The Import MISP events View

Indeed, a new MISP event showed up from a partner’s instance that is synced with StarGazer’s. Antoine previews the event, decides it worths an investigation and creates a TH case out of it with a number of associated tasks by clicking on import event. StarGazer CSIRT has indeed taken advantage of TH case template engine to match handling MISP events to their processes.

Preview a MISP event before importing it

Isabelle, a StarGazer security analyst, has just wrapped up a task from a previous case, looking for suspicious activities in proxy logs. She completed her analysis, updated the task in TH and closed it. Since the Flow was open on her screen, she saw Antoine creates the new case and the related tasks. As it happens, one of them consists of searching URLs copied over from the MISP event in the proxy logs.

The Flow

Isabelle clicks on the new task, an action that automatically assigns it to her, and starts working on it. Antoine sees what Isabelle is up to thanks to the Flow and then moves on to deal with a different task.

A few minutes later, Antoine’s eyes are caught by a new MISP event notification. He can’t handle it right now so he reaches out to Sabine, the backup incident response lead, and asks her to take care of it. Sabine obliges and previews the new event which is from a different source than the first one.

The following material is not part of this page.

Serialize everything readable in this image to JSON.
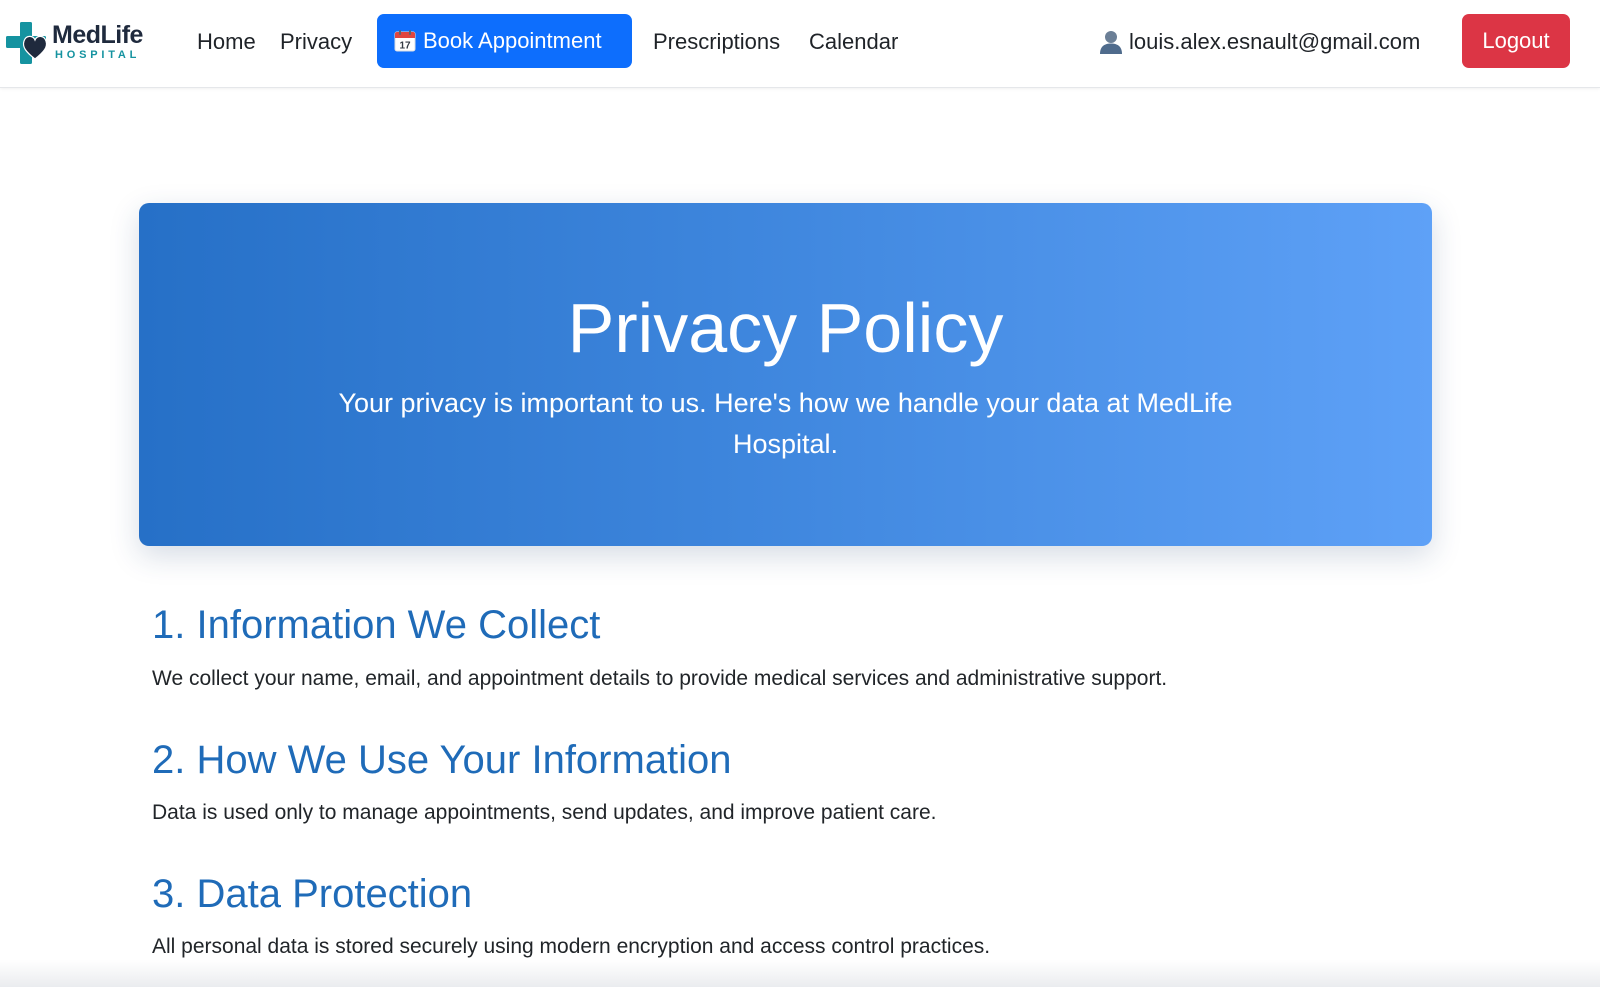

She decides that it deserves an investigation as well and there, she creates a new case. Time flies by and StarGazer analysts are buzzing along the two investigations only to realize that the two MISP events were in fact almost the same.

Here is what happened. The two events were published by two different sources who were subjected to a spear-phishing attack by the same threat actor. While the malicious attachments are unique for each recipient, they drop the same malware which beacons using HTTP to a small set of C2s that were successfully identified by both parties. The email addresses used by the attacker are different but not the MTA. Moreover, the email subjects have the same pattern.

In this situation, using the current TH version (2.9.0), the analysts’ hands are kind of tied. They may close the second case after manually copying the observables that were created out of the new MISP event to the case opened by Antoine for example. What a hassle. It kinds of defeat the productivity boost they were expecting by choosing TH.

Enters case merging.

In TH version 2.9.1, which will be released in a few days, the StarGazer team will be able to merge both cases very simply, creating a new one, without losing observables, tasks or their associated logs. So even if a new MISP event pops up hours or days later, they will be able to create a case out of it and merge the case right away with an existing one if similarities are found. And spotting similarities is quite easy with TH since when you create and update a case, the Web UI Case View will tell you if there are look-alike cases based on observables. You can also navigate to the observables tab of the new case, choose to display 100 at a time and see if most observables have an ‘eye’ icon associated with them (which means they have already been seen). Of course, this second method is not ideal and if you want be thorough you’d want to review if all the observables have an ‘eye’ icon.

Case merging will not be limited to cases created out of MISP events. You may use this feature for any case that you have created in TH.

But what happens if, after merging, the MISP event that was used to create one of the original cases is updated and new attributes have been added to it? As this reporter was pestering the chefs with questions, they asked him to leave the kitchen since they were putting the very last touches to the recipe so he complied.

Well, all we have to do is grab a nice table, put a napkin on our lap, and wait for the new version to be served. Maybe then our question will be answered.